    Edit/Side note regarding Poirier, Ferland, Bennett: it should be interesting. I believe they carry more skill than their grit, while it is clear that both Poirier and Ferland are also willing to give a hard check once in a while or back up a teammate quickly. Poirier reminds me of a slightly taller Theo Fleury in his balance of skill/speed/grit. Gaudreau is like Fleury minus the aggression, plus the finesse of Ovechkin and puck control of Jagr… with a size advantage. (I believe shorter players, despite the usual trend, have a significant advantage in sport such as ice hockey and football/soccer due to a lower center of gravity)

    • Byron Bader
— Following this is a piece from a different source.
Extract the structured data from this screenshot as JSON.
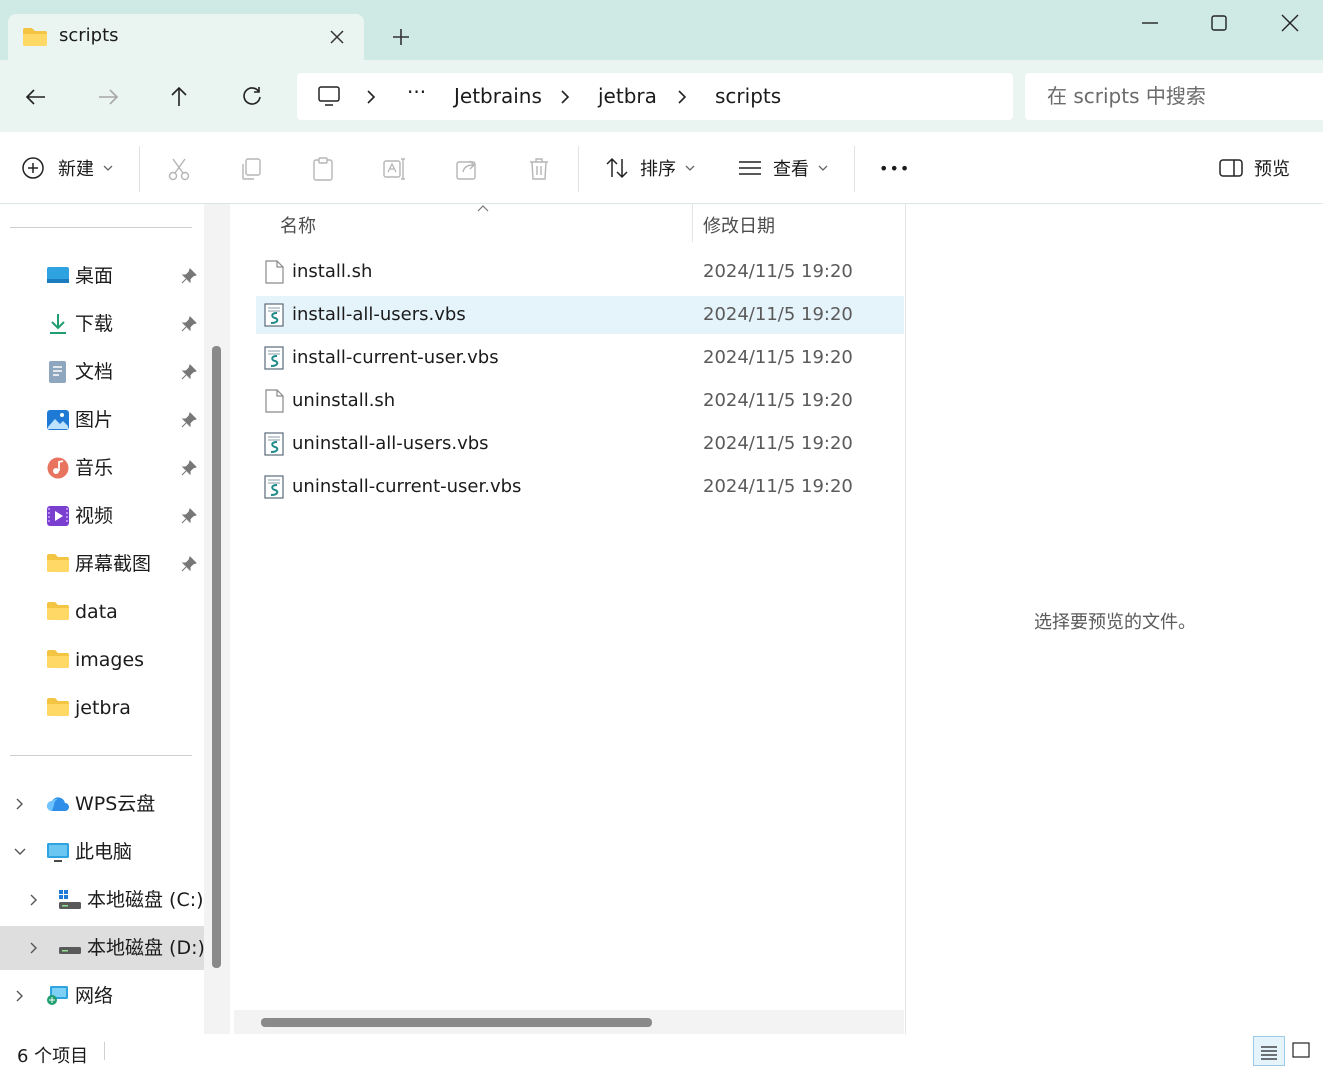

      This year I’m not sure. I don’t think that database exists anywhere. Gaudreau is probably certainly getting in the conversation. He would probably have one of the highest differentials given he hasn’t taken any and appears to have drawn 1 or 2 nearly every game for the past month. That’s for sure.

  • prendrefeu

    @Byron Bader
    Thanks so much for posting an article about stats that take more than just Corsi into account. I have in the past argued for a greater emphasis on special teams in team success, as well as developing a set of stats in addition to Corsi, Fenewick and the like to get a clearer and more well developed picture of long(season), mid(10-30games), and short(3-5games) term team success.

  • ChinookArchYYC

    Byron, thanks for the great post. Insightful and interesting. This kind of writing has brought me back to FN for the past several years.

    Merry Christmas

    • Byron Bader

      Probably a little bit of a hybrid I would say. I think you can go to the players that are very good at drawing penalties (especially ones that take few) and provide insights on how they draw penalties that are repeatable and ingrain it in his behavior to keep doing that. At a team level, perhaps you can provide some insights into how to not take a repeatable penalty and as a team they they get better at not falling into the same traps that gets them flagged.

  • mattyc

    The Oilers lost to Arizona 5-1 on Dec.,23.
    It is always tough for the Oilers to get up for a game on FESTIVUS. This FESTIVUS SLUMP may carry on in Calgary on Saturday?

  • Byron Bader

    Thanks for all the kudos, dudes. It’s a pleasure analyzing and writing for you insightful folks.

    Merry Christmas everybody. Needless to say, like every Christmas season, I’ll be dying for some Flames hockey by the time Saturday rolls around.